▶ [What you should do]:
The expected copy holds every entry exactly and none of the pictures.

▶ [Data]:
[Start of section]

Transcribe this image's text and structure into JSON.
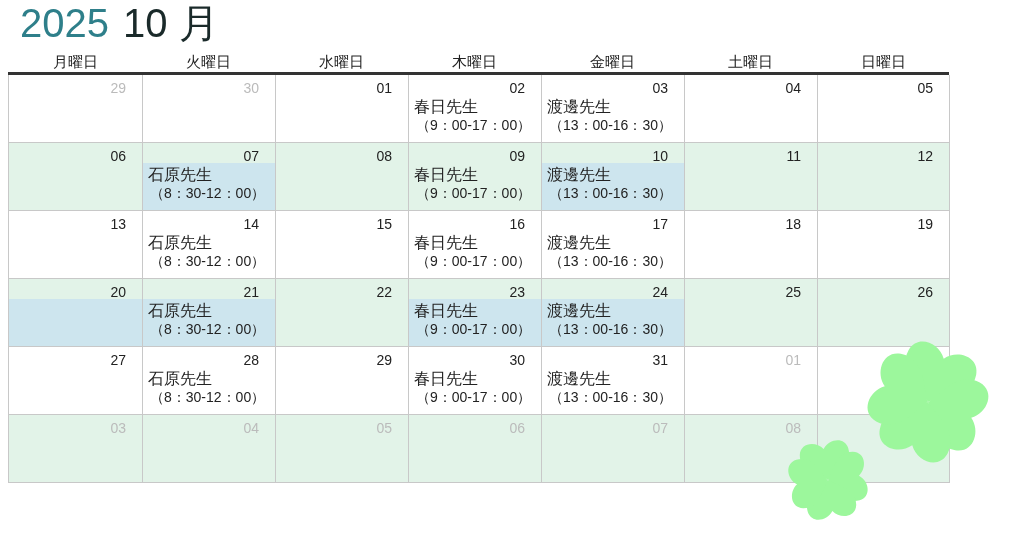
{
  "title": {
    "year": "2025",
    "month": "10 月"
  },
  "weekdays": [
    "月曜日",
    "火曜日",
    "水曜日",
    "木曜日",
    "金曜日",
    "土曜日",
    "日曜日"
  ],
  "weeks": [
    {
      "shaded": false,
      "days": [
        {
          "day": "29",
          "outside": true,
          "highlighted": false
        },
        {
          "day": "30",
          "outside": true,
          "highlighted": false
        },
        {
          "day": "01",
          "outside": false,
          "highlighted": false
        },
        {
          "day": "02",
          "outside": false,
          "highlighted": false,
          "event": {
            "name": "春日先生",
            "time": "（9：00-17：00）"
          }
        },
        {
          "day": "03",
          "outside": false,
          "highlighted": false,
          "event": {
            "name": "渡邊先生",
            "time": "（13：00-16：30）"
          }
        },
        {
          "day": "04",
          "outside": false,
          "highlighted": false
        },
        {
          "day": "05",
          "outside": false,
          "highlighted": false
        }
      ]
    },
    {
      "shaded": true,
      "days": [
        {
          "day": "06",
          "outside": false,
          "highlighted": false
        },
        {
          "day": "07",
          "outside": false,
          "highlighted": true,
          "event": {
            "name": "石原先生",
            "time": "（8：30-12：00）"
          }
        },
        {
          "day": "08",
          "outside": false,
          "highlighted": false
        },
        {
          "day": "09",
          "outside": false,
          "highlighted": false,
          "event": {
            "name": "春日先生",
            "time": "（9：00-17：00）"
          }
        },
        {
          "day": "10",
          "outside": false,
          "highlighted": true,
          "event": {
            "name": "渡邊先生",
            "time": "（13：00-16：30）"
          }
        },
        {
          "day": "11",
          "outside": false,
          "highlighted": false
        },
        {
          "day": "12",
          "outside": false,
          "highlighted": false
        }
      ]
    },
    {
      "shaded": false,
      "days": [
        {
          "day": "13",
          "outside": false,
          "highlighted": false
        },
        {
          "day": "14",
          "outside": false,
          "highlighted": false,
          "event": {
            "name": "石原先生",
            "time": "（8：30-12：00）"
          }
        },
        {
          "day": "15",
          "outside": false,
          "highlighted": false
        },
        {
          "day": "16",
          "outside": false,
          "highlighted": false,
          "event": {
            "name": "春日先生",
            "time": "（9：00-17：00）"
          }
        },
        {
          "day": "17",
          "outside": false,
          "highlighted": false,
          "event": {
            "name": "渡邊先生",
            "time": "（13：00-16：30）"
          }
        },
        {
          "day": "18",
          "outside": false,
          "highlighted": false
        },
        {
          "day": "19",
          "outside": false,
          "highlighted": false
        }
      ]
    },
    {
      "shaded": true,
      "days": [
        {
          "day": "20",
          "outside": false,
          "highlighted": true
        },
        {
          "day": "21",
          "outside": false,
          "highlighted": true,
          "event": {
            "name": "石原先生",
            "time": "（8：30-12：00）"
          }
        },
        {
          "day": "22",
          "outside": false,
          "highlighted": false
        },
        {
          "day": "23",
          "outside": false,
          "highlighted": true,
          "event": {
            "name": "春日先生",
            "time": "（9：00-17：00）"
          }
        },
        {
          "day": "24",
          "outside": false,
          "highlighted": true,
          "event": {
            "name": "渡邊先生",
            "time": "（13：00-16：30）"
          }
        },
        {
          "day": "25",
          "outside": false,
          "highlighted": false
        },
        {
          "day": "26",
          "outside": false,
          "highlighted": false
        }
      ]
    },
    {
      "shaded": false,
      "days": [
        {
          "day": "27",
          "outside": false,
          "highlighted": false
        },
        {
          "day": "28",
          "outside": false,
          "highlighted": false,
          "event": {
            "name": "石原先生",
            "time": "（8：30-12：00）"
          }
        },
        {
          "day": "29",
          "outside": false,
          "highlighted": false
        },
        {
          "day": "30",
          "outside": false,
          "highlighted": false,
          "event": {
            "name": "春日先生",
            "time": "（9：00-17：00）"
          }
        },
        {
          "day": "31",
          "outside": false,
          "highlighted": false,
          "event": {
            "name": "渡邊先生",
            "time": "（13：00-16：30）"
          }
        },
        {
          "day": "01",
          "outside": true,
          "highlighted": false
        },
        {
          "highlighted": false
        }
      ]
    },
    {
      "shaded": true,
      "days": [
        {
          "day": "03",
          "outside": true,
          "highlighted": false
        },
        {
          "day": "04",
          "outside": true,
          "highlighted": false
        },
        {
          "day": "05",
          "outside": true,
          "highlighted": false
        },
        {
          "day": "06",
          "outside": true,
          "highlighted": false
        },
        {
          "day": "07",
          "outside": true,
          "highlighted": false
        },
        {
          "day": "08",
          "outside": true,
          "highlighted": false
        },
        {
          "highlighted": false
        }
      ]
    }
  ]
}
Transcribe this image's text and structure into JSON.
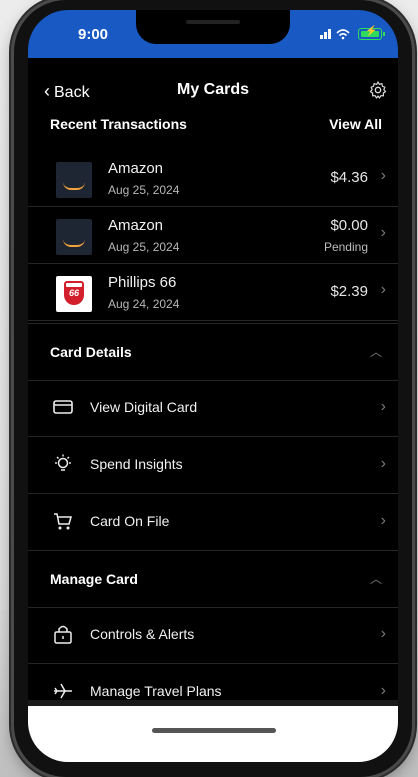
{
  "status_bar": {
    "time": "9:00"
  },
  "nav": {
    "back_label": "Back",
    "title": "My Cards"
  },
  "recent_transactions": {
    "heading": "Recent Transactions",
    "view_all": "View All",
    "items": [
      {
        "merchant": "Amazon",
        "date": "Aug 25, 2024",
        "amount": "$4.36",
        "status": "",
        "logo": "amazon-logo"
      },
      {
        "merchant": "Amazon",
        "date": "Aug 25, 2024",
        "amount": "$0.00",
        "status": "Pending",
        "logo": "amazon-logo"
      },
      {
        "merchant": "Phillips 66",
        "date": "Aug 24, 2024",
        "amount": "$2.39",
        "status": "",
        "logo": "phillips66-logo",
        "logo_text": "66"
      }
    ]
  },
  "card_details": {
    "heading": "Card Details",
    "items": [
      {
        "label": "View Digital Card",
        "icon": "card-icon"
      },
      {
        "label": "Spend Insights",
        "icon": "lightbulb-icon"
      },
      {
        "label": "Card On File",
        "icon": "cart-icon"
      }
    ]
  },
  "manage_card": {
    "heading": "Manage Card",
    "items": [
      {
        "label": "Controls & Alerts",
        "icon": "lock-icon"
      },
      {
        "label": "Manage Travel Plans",
        "icon": "airplane-icon"
      }
    ]
  },
  "colors": {
    "status_bar": "#1859c4",
    "background": "#000000",
    "battery": "#2fdc5a"
  }
}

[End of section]

▶ [Response to the exercise]:
Transcribe this image's text and structure into JSON.
{
  "title": {
    "year": "2025",
    "month": "10 月"
  },
  "weekdays": [
    "月曜日",
    "火曜日",
    "水曜日",
    "木曜日",
    "金曜日",
    "土曜日",
    "日曜日"
  ],
  "weeks": [
    {
      "shaded": false,
      "days": [
        {
          "day": "29",
          "outside": true,
          "highlighted": false
        },
        {
          "day": "30",
          "outside": true,
          "highlighted": false
        },
        {
          "day": "01",
          "outside": false,
          "highlighted": false
        },
        {
          "day": "02",
          "outside": false,
          "highlighted": false,
          "event": {
            "name": "春日先生",
            "time": "（9：00-17：00）"
          }
        },
        {
          "day": "03",
          "outside": false,
          "highlighted": false,
          "event": {
            "name": "渡邊先生",
            "time": "（13：00-16：30）"
          }
        },
        {
          "day": "04",
          "outside": false,
          "highlighted": false
        },
        {
          "day": "05",
          "outside": false,
          "highlighted": false
        }
      ]
    },
    {
      "shaded": true,
      "days": [
        {
          "day": "06",
          "outside": false,
          "highlighted": false
        },
        {
          "day": "07",
          "outside": false,
          "highlighted": true,
          "event": {
            "name": "石原先生",
            "time": "（8：30-12：00）"
          }
        },
        {
          "day": "08",
          "outside": false,
          "highlighted": false
        },
        {
          "day": "09",
          "outside": false,
          "highlighted": false,
          "event": {
            "name": "春日先生",
            "time": "（9：00-17：00）"
          }
        },
        {
          "day": "10",
          "outside": false,
          "highlighted": true,
          "event": {
            "name": "渡邊先生",
            "time": "（13：00-16：30）"
          }
        },
        {
          "day": "11",
          "outside": false,
          "highlighted": false
        },
        {
          "day": "12",
          "outside": false,
          "highlighted": false
        }
      ]
    },
    {
      "shaded": false,
      "days": [
        {
          "day": "13",
          "outside": false,
          "highlighted": false
        },
        {
          "day": "14",
          "outside": false,
          "highlighted": false,
          "event": {
            "name": "石原先生",
            "time": "（8：30-12：00）"
          }
        },
        {
          "day": "15",
          "outside": false,
          "highlighted": false
        },
        {
          "day": "16",
          "outside": false,
          "highlighted": false,
          "event": {
            "name": "春日先生",
            "time": "（9：00-17：00）"
          }
        },
        {
          "day": "17",
          "outside": false,
          "highlighted": false,
          "event": {
            "name": "渡邊先生",
            "time": "（13：00-16：30）"
          }
        },
        {
          "day": "18",
          "outside": false,
          "highlighted": false
        },
        {
          "day": "19",
          "outside": false,
          "highlighted": false
        }
      ]
    },
    {
      "shaded": true,
      "days": [
        {
          "day": "20",
          "outside": false,
          "highlighted": true
        },
        {
          "day": "21",
          "outside": false,
          "highlighted": true,
          "event": {
            "name": "石原先生",
            "time": "（8：30-12：00）"
          }
        },
        {
          "day": "22",
          "outside": false,
          "highlighted": false
        },
        {
          "day": "23",
          "outside": false,
          "highlighted": true,
          "event": {
            "name": "春日先生",
            "time": "（9：00-17：00）"
          }
        },
        {
          "day": "24",
          "outside": false,
          "highlighted": true,
          "event": {
            "name": "渡邊先生",
            "time": "（13：00-16：30）"
          }
        },
        {
          "day": "25",
          "outside": false,
          "highlighted": false
        },
        {
          "day": "26",
          "outside": false,
          "highlighted": false
        }
      ]
    },
    {
      "shaded": false,
      "days": [
        {
          "day": "27",
          "outside": false,
          "highlighted": false
        },
        {
          "day": "28",
          "outside": false,
          "highlighted": false,
          "event": {
            "name": "石原先生",
            "time": "（8：30-12：00）"
          }
        },
        {
          "day": "29",
          "outside": false,
          "highlighted": false
        },
        {
          "day": "30",
          "outside": false,
          "highlighted": false,
          "event": {
            "name": "春日先生",
            "time": "（9：00-17：00）"
          }
        },
        {
          "day": "31",
          "outside": false,
          "highlighted": false,
          "event": {
            "name": "渡邊先生",
            "time": "（13：00-16：30）"
          }
        },
        {
          "day": "01",
          "outside": true,
          "highlighted": false
        },
        {
          "highlighted": false
        }
      ]
    },
    {
      "shaded": true,
      "days": [
        {
          "day": "03",
          "outside": true,
          "highlighted": false
        },
        {
          "day": "04",
          "outside": true,
          "highlighted": false
        },
        {
          "day": "05",
          "outside": true,
          "highlighted": false
        },
        {
          "day": "06",
          "outside": true,
          "highlighted": false
        },
        {
          "day": "07",
          "outside": true,
          "highlighted": false
        },
        {
          "day": "08",
          "outside": true,
          "highlighted": false
        },
        {
          "highlighted": false
        }
      ]
    }
  ]
}
Transcribe this image's text and structure into JSON.
{
  "status_bar": {
    "time": "9:00"
  },
  "nav": {
    "back_label": "Back",
    "title": "My Cards"
  },
  "recent_transactions": {
    "heading": "Recent Transactions",
    "view_all": "View All",
    "items": [
      {
        "merchant": "Amazon",
        "date": "Aug 25, 2024",
        "amount": "$4.36",
        "status": "",
        "logo": "amazon-logo"
      },
      {
        "merchant": "Amazon",
        "date": "Aug 25, 2024",
        "amount": "$0.00",
        "status": "Pending",
        "logo": "amazon-logo"
      },
      {
        "merchant": "Phillips 66",
        "date": "Aug 24, 2024",
        "amount": "$2.39",
        "status": "",
        "logo": "phillips66-logo",
        "logo_text": "66"
      }
    ]
  },
  "card_details": {
    "heading": "Card Details",
    "items": [
      {
        "label": "View Digital Card",
        "icon": "card-icon"
      },
      {
        "label": "Spend Insights",
        "icon": "lightbulb-icon"
      },
      {
        "label": "Card On File",
        "icon": "cart-icon"
      }
    ]
  },
  "manage_card": {
    "heading": "Manage Card",
    "items": [
      {
        "label": "Controls & Alerts",
        "icon": "lock-icon"
      },
      {
        "label": "Manage Travel Plans",
        "icon": "airplane-icon"
      }
    ]
  },
  "colors": {
    "status_bar": "#1859c4",
    "background": "#000000",
    "battery": "#2fdc5a"
  }
}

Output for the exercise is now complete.